For instance, Apple made a big hash out of .MAC. I don't see people criticizing them there either.

In business, it's far better to be good at what you're doing, and do well at it, than to spread yourself so thin that you end up losing focus on what's important. To a large extent, when Microsoft got distracted and took their eye off the ball from their core (OS and Office), they really got themselves into trouble.

Patrick said...

Which is why it is so critical to get the compensation incentive scheme right at all levels - so you get everyone going in the direction that is needed. Each organization is different so each compensation scheme will be different.

But, if all you have is a pirate ship - we're in it for the loot - then maybe plundering or acquiring is your only option. Just make sure you share the spoils.

Unknown said...
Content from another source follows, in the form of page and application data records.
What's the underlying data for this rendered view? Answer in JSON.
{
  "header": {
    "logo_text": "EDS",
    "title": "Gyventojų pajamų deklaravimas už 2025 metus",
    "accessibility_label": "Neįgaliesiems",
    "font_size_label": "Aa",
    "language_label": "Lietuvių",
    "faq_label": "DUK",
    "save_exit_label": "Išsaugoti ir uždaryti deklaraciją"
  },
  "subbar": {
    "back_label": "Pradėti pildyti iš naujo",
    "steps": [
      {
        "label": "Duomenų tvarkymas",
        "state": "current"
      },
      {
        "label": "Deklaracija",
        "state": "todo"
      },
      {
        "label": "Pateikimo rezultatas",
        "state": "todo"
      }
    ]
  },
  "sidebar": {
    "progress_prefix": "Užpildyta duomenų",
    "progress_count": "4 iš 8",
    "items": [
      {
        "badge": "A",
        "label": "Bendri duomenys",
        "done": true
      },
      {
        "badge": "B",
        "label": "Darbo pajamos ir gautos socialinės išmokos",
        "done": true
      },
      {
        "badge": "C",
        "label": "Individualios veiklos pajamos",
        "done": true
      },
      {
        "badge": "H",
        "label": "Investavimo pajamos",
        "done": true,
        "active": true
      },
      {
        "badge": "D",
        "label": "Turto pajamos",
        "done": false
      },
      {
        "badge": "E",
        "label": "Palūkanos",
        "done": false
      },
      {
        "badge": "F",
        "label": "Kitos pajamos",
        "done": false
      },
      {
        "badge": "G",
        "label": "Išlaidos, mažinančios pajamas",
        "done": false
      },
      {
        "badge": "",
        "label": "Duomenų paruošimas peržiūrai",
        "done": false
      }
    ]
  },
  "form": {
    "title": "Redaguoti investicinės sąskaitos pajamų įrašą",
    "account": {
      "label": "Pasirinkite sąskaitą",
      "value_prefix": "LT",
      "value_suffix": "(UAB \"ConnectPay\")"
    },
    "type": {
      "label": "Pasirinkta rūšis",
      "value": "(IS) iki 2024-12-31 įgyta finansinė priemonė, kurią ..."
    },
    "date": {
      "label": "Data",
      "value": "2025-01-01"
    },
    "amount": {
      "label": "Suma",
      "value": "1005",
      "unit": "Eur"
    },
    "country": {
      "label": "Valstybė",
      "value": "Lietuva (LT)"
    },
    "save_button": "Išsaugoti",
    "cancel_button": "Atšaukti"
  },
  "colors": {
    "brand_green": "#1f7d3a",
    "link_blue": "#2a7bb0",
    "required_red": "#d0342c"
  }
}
Cisco experimented with spin-ins, and experienced the same issues you describe; first with Andiamo (FC storage switch), then with Nuevo(the Nexus 5000). Some engineers stayed behind with the grind of the installed base, IOS software bug fixes and big company hours; some moved out for higher risk, less mothership support, much less product process, and a different reward structure. Recombining those teams into the same business unit wasn't easy ..

Piaw Na said...


It's important to get compensation/incentive structures right if you wish to retain strong engineers.

At the most basic level, you don't want two people doing essentially the same job getting paid wildly different amounts (as in, with $250k/year difference), which is what happens in some of these cases. When the lower paid engineer finds out, he's going to leave.

And yes, every different organization needs to have a different compensation scheme. I'm not an advocate of paying engineers on commission, or sales people on stock options. But within the same department, you want some sort of consistency.

But I don't pretend to have any answers: if the answer was easy and obvious, Google would have done it. It's not easy, which is why great managers who can solve these problems are worth their weight in gold.

Piaw Na said...


Yes, spin-outs and spin-ins have got to be massive headaches. I didn't see Google do any of those, so I don't know what the obvious problems were, but I can imagine the headaches are very similar.